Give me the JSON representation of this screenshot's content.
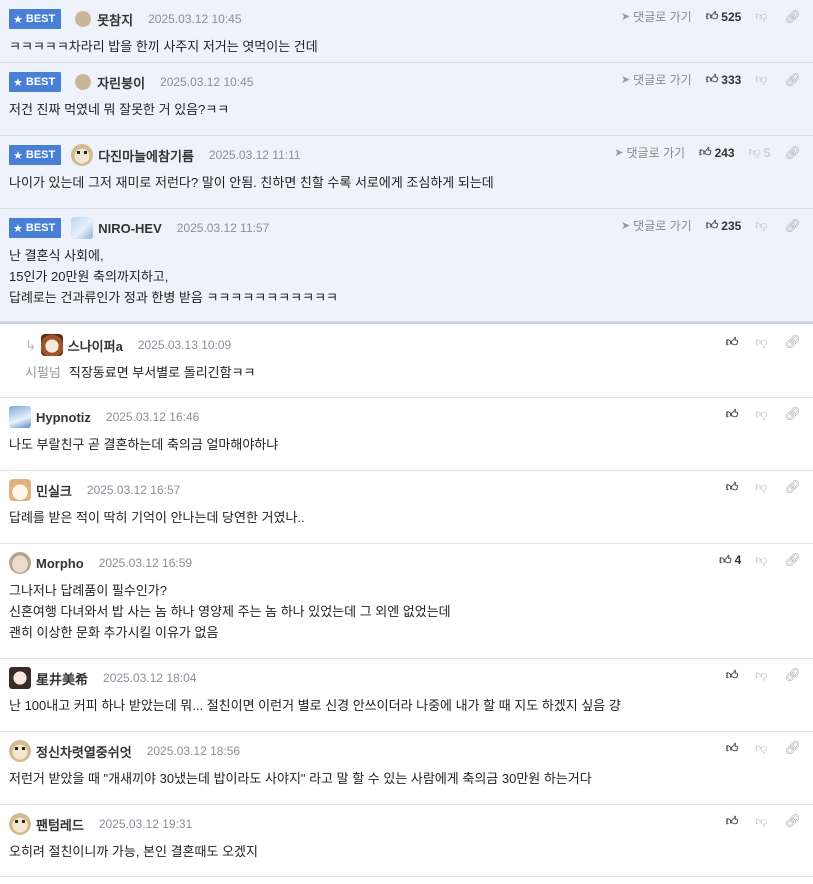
{
  "goto_label": "댓글로 가기",
  "best_label": "BEST",
  "comments": [
    {
      "best": true,
      "avatar": "circle",
      "nick": "못참지",
      "date": "2025.03.12 10:45",
      "up": "525",
      "down": "",
      "lines": [
        "ㅋㅋㅋㅋㅋ차라리 밥을 한끼 사주지 저거는 엿먹이는 건데"
      ]
    },
    {
      "best": true,
      "avatar": "circle",
      "nick": "자린붕이",
      "date": "2025.03.12 10:45",
      "up": "333",
      "down": "",
      "lines": [
        "저건 진짜 먹였네 뭐 잘못한 거 있음?ㅋㅋ"
      ]
    },
    {
      "best": true,
      "avatar": "dog",
      "nick": "다진마늘에참기름",
      "date": "2025.03.12 11:11",
      "up": "243",
      "down": "5",
      "lines": [
        "나이가 있는데 그저 재미로 저런다? 말이 안됨. 친하면 친할 수록 서로에게 조심하게 되는데"
      ]
    },
    {
      "best": true,
      "avatar": "anime",
      "nick": "NIRO-HEV",
      "date": "2025.03.12 11:57",
      "up": "235",
      "down": "",
      "lines": [
        "난 결혼식 사회에,",
        "15인가 20만원 축의까지하고,",
        "답례로는 건과류인가 정과 한병 받음 ㅋㅋㅋㅋㅋㅋㅋㅋㅋㅋㅋ"
      ]
    },
    {
      "reply": true,
      "avatar": "lion",
      "nick": "스나이퍼a",
      "date": "2025.03.13 10:09",
      "up": "",
      "down": "",
      "prefix": "시펄넘",
      "lines": [
        "직장동료면 부서별로 돌리긴함ㅋㅋ"
      ]
    },
    {
      "avatar": "blue",
      "nick": "Hypnotiz",
      "date": "2025.03.12 16:46",
      "up": "",
      "down": "",
      "lines": [
        "나도 부랄친구 곧 결혼하는데 축의금 얼마해야하냐"
      ]
    },
    {
      "avatar": "fox",
      "nick": "민실크",
      "date": "2025.03.12 16:57",
      "up": "",
      "down": "",
      "lines": [
        "답례를 받은 적이 딱히 기억이 안나는데 당연한 거였나.."
      ]
    },
    {
      "avatar": "mouse",
      "nick": "Morpho",
      "date": "2025.03.12 16:59",
      "up": "4",
      "down": "",
      "lines": [
        "그나저나 답례품이 필수인가?",
        "신혼여행 다녀와서 밥 사는 놈 하나 영양제 주는 놈 하나 있었는데 그 외엔 없었는데",
        "괜히 이상한 문화 추가시킬 이유가 없음"
      ]
    },
    {
      "avatar": "girl",
      "nick": "星井美希",
      "date": "2025.03.12 18:04",
      "up": "",
      "down": "",
      "lines": [
        "난 100내고 커피 하나 받았는데 뭐... 절친이면 이런거 별로 신경 안쓰이더라 나중에 내가 할 때 지도 하겠지 싶음 걍"
      ]
    },
    {
      "avatar": "dog",
      "nick": "정신차렷열중쉬엇",
      "date": "2025.03.12 18:56",
      "up": "",
      "down": "",
      "lines": [
        "저런거 받았을 때 \"개새끼야 30냈는데 밥이라도 사야지\" 라고 말 할 수 있는 사람에게 축의금 30만원 하는거다"
      ]
    },
    {
      "avatar": "dog",
      "nick": "팬텀레드",
      "date": "2025.03.12 19:31",
      "up": "",
      "down": "",
      "lines": [
        "오히려 절친이니까 가능, 본인 결혼때도 오겠지"
      ]
    }
  ]
}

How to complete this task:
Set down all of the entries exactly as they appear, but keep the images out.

Solution to this task:
Give me the JSON representation of this screenshot's content.
{
  "goto_label": "댓글로 가기",
  "best_label": "BEST",
  "comments": [
    {
      "best": true,
      "avatar": "circle",
      "nick": "못참지",
      "date": "2025.03.12 10:45",
      "up": "525",
      "down": "",
      "lines": [
        "ㅋㅋㅋㅋㅋ차라리 밥을 한끼 사주지 저거는 엿먹이는 건데"
      ]
    },
    {
      "best": true,
      "avatar": "circle",
      "nick": "자린붕이",
      "date": "2025.03.12 10:45",
      "up": "333",
      "down": "",
      "lines": [
        "저건 진짜 먹였네 뭐 잘못한 거 있음?ㅋㅋ"
      ]
    },
    {
      "best": true,
      "avatar": "dog",
      "nick": "다진마늘에참기름",
      "date": "2025.03.12 11:11",
      "up": "243",
      "down": "5",
      "lines": [
        "나이가 있는데 그저 재미로 저런다? 말이 안됨. 친하면 친할 수록 서로에게 조심하게 되는데"
      ]
    },
    {
      "best": true,
      "avatar": "anime",
      "nick": "NIRO-HEV",
      "date": "2025.03.12 11:57",
      "up": "235",
      "down": "",
      "lines": [
        "난 결혼식 사회에,",
        "15인가 20만원 축의까지하고,",
        "답례로는 건과류인가 정과 한병 받음 ㅋㅋㅋㅋㅋㅋㅋㅋㅋㅋㅋ"
      ]
    },
    {
      "reply": true,
      "avatar": "lion",
      "nick": "스나이퍼a",
      "date": "2025.03.13 10:09",
      "up": "",
      "down": "",
      "prefix": "시펄넘",
      "lines": [
        "직장동료면 부서별로 돌리긴함ㅋㅋ"
      ]
    },
    {
      "avatar": "blue",
      "nick": "Hypnotiz",
      "date": "2025.03.12 16:46",
      "up": "",
      "down": "",
      "lines": [
        "나도 부랄친구 곧 결혼하는데 축의금 얼마해야하냐"
      ]
    },
    {
      "avatar": "fox",
      "nick": "민실크",
      "date": "2025.03.12 16:57",
      "up": "",
      "down": "",
      "lines": [
        "답례를 받은 적이 딱히 기억이 안나는데 당연한 거였나.."
      ]
    },
    {
      "avatar": "mouse",
      "nick": "Morpho",
      "date": "2025.03.12 16:59",
      "up": "4",
      "down": "",
      "lines": [
        "그나저나 답례품이 필수인가?",
        "신혼여행 다녀와서 밥 사는 놈 하나 영양제 주는 놈 하나 있었는데 그 외엔 없었는데",
        "괜히 이상한 문화 추가시킬 이유가 없음"
      ]
    },
    {
      "avatar": "girl",
      "nick": "星井美希",
      "date": "2025.03.12 18:04",
      "up": "",
      "down": "",
      "lines": [
        "난 100내고 커피 하나 받았는데 뭐... 절친이면 이런거 별로 신경 안쓰이더라 나중에 내가 할 때 지도 하겠지 싶음 걍"
      ]
    },
    {
      "avatar": "dog",
      "nick": "정신차렷열중쉬엇",
      "date": "2025.03.12 18:56",
      "up": "",
      "down": "",
      "lines": [
        "저런거 받았을 때 \"개새끼야 30냈는데 밥이라도 사야지\" 라고 말 할 수 있는 사람에게 축의금 30만원 하는거다"
      ]
    },
    {
      "avatar": "dog",
      "nick": "팬텀레드",
      "date": "2025.03.12 19:31",
      "up": "",
      "down": "",
      "lines": [
        "오히려 절친이니까 가능, 본인 결혼때도 오겠지"
      ]
    }
  ]
}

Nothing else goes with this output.